Interestingly enough, the immediate impetus for the first part was a famous article by the physiologist Ivan Sechenov entitled “Brain Reflexes”, which Dostoevsky had read in the autumn of 1863 in the “Medical Gazette” and left a note about it in his notebook. The writer was unpleasantly struck by Sechenov’s idea, rather daring for its time, that the free will of man, able to control his body and emotions, is in fact only a manifestation of the complex chains of reflexes in the brain. It is noteworthy that Sechenov repeatedly used the word “want” to designate this very free will, which becomes one of the key words in the philosophy of the “underground man. It is safe to say that the following words of his contain a hint of the Russian physiologist’s theory:
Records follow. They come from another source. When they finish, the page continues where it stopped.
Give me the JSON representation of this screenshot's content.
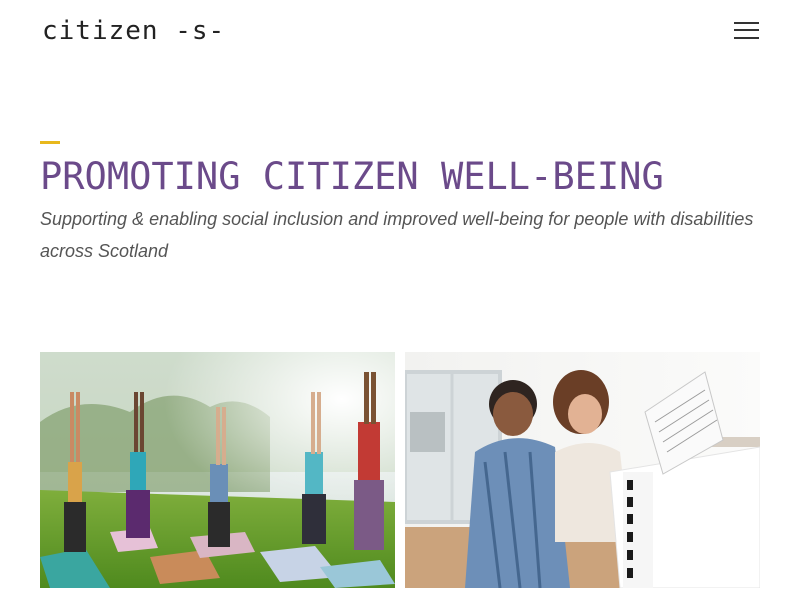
{
  "header": {
    "logo_text": "citizen -s-",
    "menu_icon": "hamburger-menu-icon"
  },
  "hero": {
    "title": "PROMOTING CITIZEN WELL-BEING",
    "subtitle": "Supporting & enabling social inclusion and improved well-being for people with disabilities across Scotland"
  },
  "colors": {
    "title": "#6b4a8a",
    "accent": "#e8b81c",
    "text": "#555555"
  },
  "gallery": {
    "items": [
      {
        "name": "yoga-group-photo"
      },
      {
        "name": "piano-lesson-photo"
      }
    ]
  }
}
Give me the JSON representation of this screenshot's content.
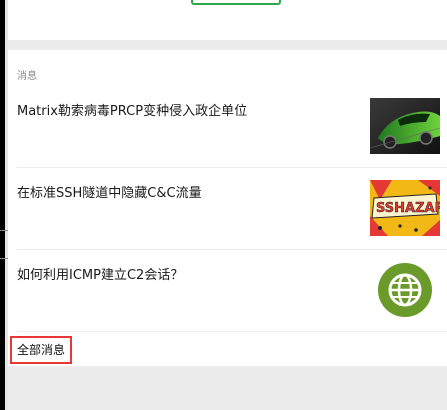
{
  "section": {
    "label": "消息",
    "items": [
      {
        "title": "Matrix勒索病毒PRCP变种侵入政企单位",
        "thumb_icon": "green-sports-car-image"
      },
      {
        "title": "在标准SSH隧道中隐藏C&C流量",
        "thumb_icon": "ssh-hazard-comic-image",
        "thumb_text": "SSHAZAR"
      },
      {
        "title": "如何利用ICMP建立C2会话？",
        "thumb_icon": "globe-icon"
      }
    ],
    "all_link": "全部消息"
  },
  "colors": {
    "accent_green": "#2aa84a",
    "highlight_red": "#e53935",
    "band_gray": "#ececec"
  }
}
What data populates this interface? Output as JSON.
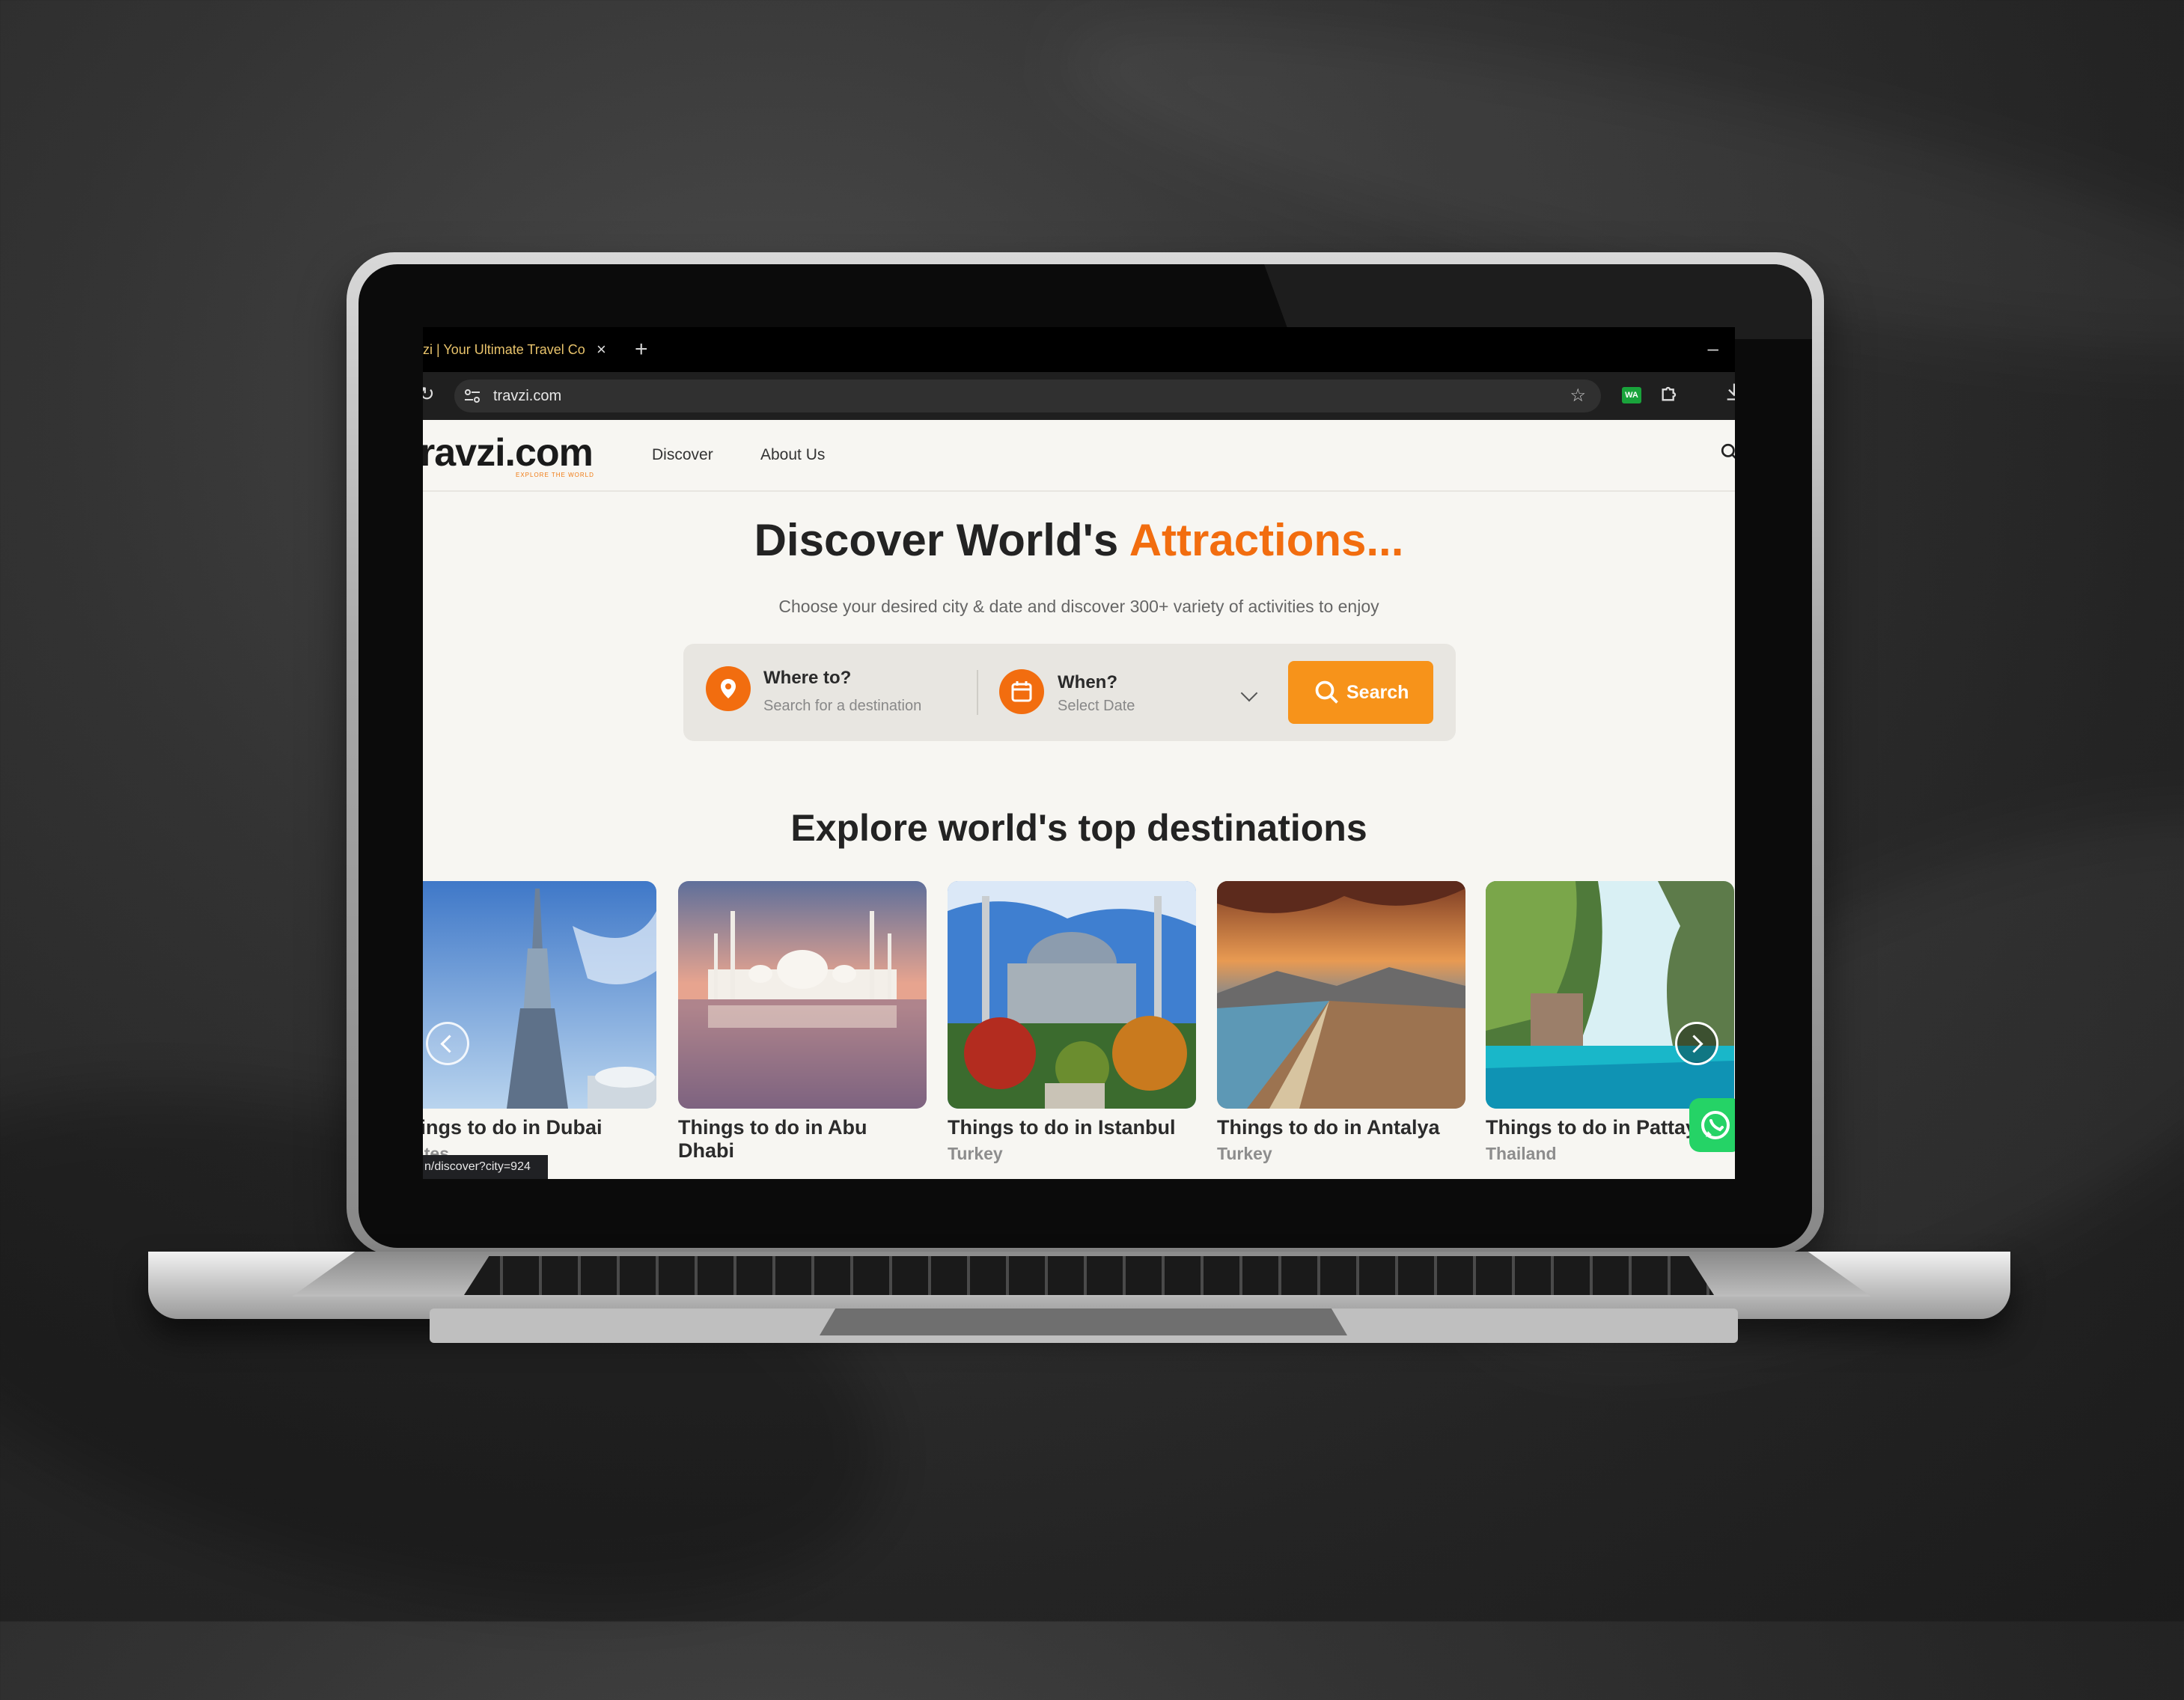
{
  "browser": {
    "tab_title": "zi | Your Ultimate Travel Co",
    "tab_close": "×",
    "new_tab": "+",
    "minimize": "–",
    "reload_glyph": "↻",
    "url": "travzi.com",
    "bookmark_glyph": "☆",
    "extension_badge": "WA",
    "status_url": "n/discover?city=924"
  },
  "nav": {
    "logo_text": "ravzi.com",
    "logo_tagline": "EXPLORE THE WORLD",
    "links": [
      "Discover",
      "About Us"
    ]
  },
  "hero": {
    "title_main": "Discover World's",
    "title_accent": "Attractions...",
    "subtitle": "Choose your desired city & date and discover 300+ variety of activities to enjoy"
  },
  "search": {
    "where_label": "Where to?",
    "where_placeholder": "Search for a destination",
    "when_label": "When?",
    "when_placeholder": "Select Date",
    "button_label": "Search"
  },
  "destinations": {
    "title": "Explore world's top destinations",
    "cards": [
      {
        "caption": "hings to do in Dubai",
        "country": "rates",
        "image": "dubai-burj-khalifa"
      },
      {
        "caption": "Things to do in Abu Dhabi",
        "country": "",
        "image": "abu-dhabi-grand-mosque"
      },
      {
        "caption": "Things to do in Istanbul",
        "country": "Turkey",
        "image": "istanbul-blue-mosque"
      },
      {
        "caption": "Things to do in Antalya",
        "country": "Turkey",
        "image": "antalya-coast"
      },
      {
        "caption": "Things to do in Pattay",
        "country": "Thailand",
        "image": "pattaya-lagoon"
      }
    ]
  },
  "icons": [
    "location-pin-icon",
    "calendar-icon",
    "search-icon",
    "whatsapp-icon",
    "chevron-left-icon",
    "chevron-right-icon",
    "puzzle-icon",
    "download-icon",
    "star-icon"
  ],
  "colors": {
    "accent": "#f26d0f",
    "button": "#f7931a",
    "whatsapp": "#25d366"
  }
}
“Ha-ha-ha! But you don’t really want to, if you like! – Science has even nowadays managed to raznatomiruyut man that even now we know that want and so-called free will is nothing else than”.

It is easy to surmise that Dostoevsky’s hero in the place of the dotted line is referring to the “reflexes of the brain” – the most striking and scandalous discovery of Russian physiology in the 1860s.

How was it published?

The tale appeared in issues 1, 2 and 4 of the Dostoevsky brothers’ magazine Epoch, launched after the suspension of Vremya. Like other texts by the writer, Notes from Underground was composed and published in portions, which influenced the layout of the text. Thus, the first part of the story was published in the end of March, while the fourth part was published only on June 7, 1864. The break in work was caused by the death of Dostoevsky’s wife – he finished the second part of the story in a hurry in May.

Dostoevsky republished the story only twice: it was included in the second volume of his collected works in 1865 and was published as a separate edition in 1866 (edition by F.Stellovsky). Later, the writer did not include “Notes” in any lifetime editions.